The following may help people with ADHD manage sensory overload and other symptoms:

  • Being proactive: It is a good idea to find out what is causing the sensory overload and implement ways to deal with it.
  • Watching out for triggers: Anything from a crowded theater to a series of flashing lights could overwhelm a person with ADHD. By identifying common triggers, it is possible to avoid them in the future.
  • Learning self-calming techniques: Meditation, deep breathing, and yoga are all ways to help reduce stress, promote relaxation, and minimize the risk of overreaction. For children, introducing sensory toys, a pet, or a security blanket may help redirect their focus.
  • Devising coping mechanisms: Anything from listening to a specific song to counting backward from 30 could help reduce the impact of sensory overload.
  • Establishing a routine: Some people create a “sensory diet.” This is a series of scheduled activities designed to help with the individual’s needs and prevent overwhelming them. People primarily use it with kids, but it can be effective for adults as well.
  • Consulting a primary care physician: A doctor may provide mental health resources, anti-anxiety medication, or antidepressants.
  • Creating a calm environment: It can be beneficial to eliminate known sensory triggers, such as certain types of lighting, coarse textures, or loud sounds.
  • Introducing new activities in the right way: For those who become stimulated by loud sounds, it is advisable to introduce new activities in a calm, slow manner. For those who need more stimulation, people can make something mundane seem more exciting or fun by incorporating music, dance, or another activity.
  • Exercise: Exercise can reduce pent-up energy or stress, thus reducing the likelihood of sensory overload.

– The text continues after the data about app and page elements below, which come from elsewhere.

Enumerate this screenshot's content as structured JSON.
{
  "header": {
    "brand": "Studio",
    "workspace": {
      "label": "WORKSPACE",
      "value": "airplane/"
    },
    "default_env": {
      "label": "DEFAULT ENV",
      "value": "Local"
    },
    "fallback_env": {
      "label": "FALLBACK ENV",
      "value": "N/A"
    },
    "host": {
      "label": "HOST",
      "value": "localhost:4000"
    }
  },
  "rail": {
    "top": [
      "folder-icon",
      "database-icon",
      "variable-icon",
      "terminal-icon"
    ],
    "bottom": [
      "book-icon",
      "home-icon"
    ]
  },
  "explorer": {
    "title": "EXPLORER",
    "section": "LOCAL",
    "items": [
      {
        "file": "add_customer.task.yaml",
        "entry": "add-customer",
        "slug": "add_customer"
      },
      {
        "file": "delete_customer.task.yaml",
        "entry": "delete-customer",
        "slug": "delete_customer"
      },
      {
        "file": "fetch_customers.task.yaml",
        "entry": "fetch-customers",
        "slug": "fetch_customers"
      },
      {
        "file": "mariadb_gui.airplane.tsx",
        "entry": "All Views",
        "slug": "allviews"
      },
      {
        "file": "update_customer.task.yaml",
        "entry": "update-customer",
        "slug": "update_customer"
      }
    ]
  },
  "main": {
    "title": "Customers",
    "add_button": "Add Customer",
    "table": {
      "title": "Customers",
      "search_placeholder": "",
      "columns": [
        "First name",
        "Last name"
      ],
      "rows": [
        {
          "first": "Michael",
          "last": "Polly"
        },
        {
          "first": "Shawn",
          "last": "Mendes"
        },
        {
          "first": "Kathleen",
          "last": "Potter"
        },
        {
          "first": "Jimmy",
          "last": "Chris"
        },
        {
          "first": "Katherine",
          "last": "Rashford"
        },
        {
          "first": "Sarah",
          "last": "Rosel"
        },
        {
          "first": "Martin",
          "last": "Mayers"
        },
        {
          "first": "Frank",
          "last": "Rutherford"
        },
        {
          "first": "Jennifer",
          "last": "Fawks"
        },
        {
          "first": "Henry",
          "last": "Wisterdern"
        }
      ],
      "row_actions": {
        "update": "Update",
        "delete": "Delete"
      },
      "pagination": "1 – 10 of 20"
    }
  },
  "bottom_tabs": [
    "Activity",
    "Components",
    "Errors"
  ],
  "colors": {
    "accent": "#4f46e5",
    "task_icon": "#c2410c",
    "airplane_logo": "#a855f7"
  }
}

People should also remember that although ADHD produces some challenging symptoms, it can also come with beneficial traits and characteristics. Learn more here.

Sensory overload can become more manageable with time, age, and practice. Some ways to lessen the impact of sensory overload include:

  • therapeutic options
  • prescription medication
  • coping tactics
  • mental health resources
  • self-care techniques
  • trigger identification and removal

With a consistent routine, the right treatments, and a proactive approach, ADHD sensory overload may be avoidable. In some cases, it may even be preventable.

Sensory overload happens when the information from at least one of the five senses overwhelms the brain’s ability to process it. Common reactions include extreme irritability, agitation, and a fight-or-flight response.

Individuals with ADHD or other neurodevelopmental conditions have a higher chance than other people of experiencing sensory overload or another sensory processing disorder.

Although ADHD is a lifelong condition, people with it can prevent and manage sensory overload with certain treatment techniques and the right support.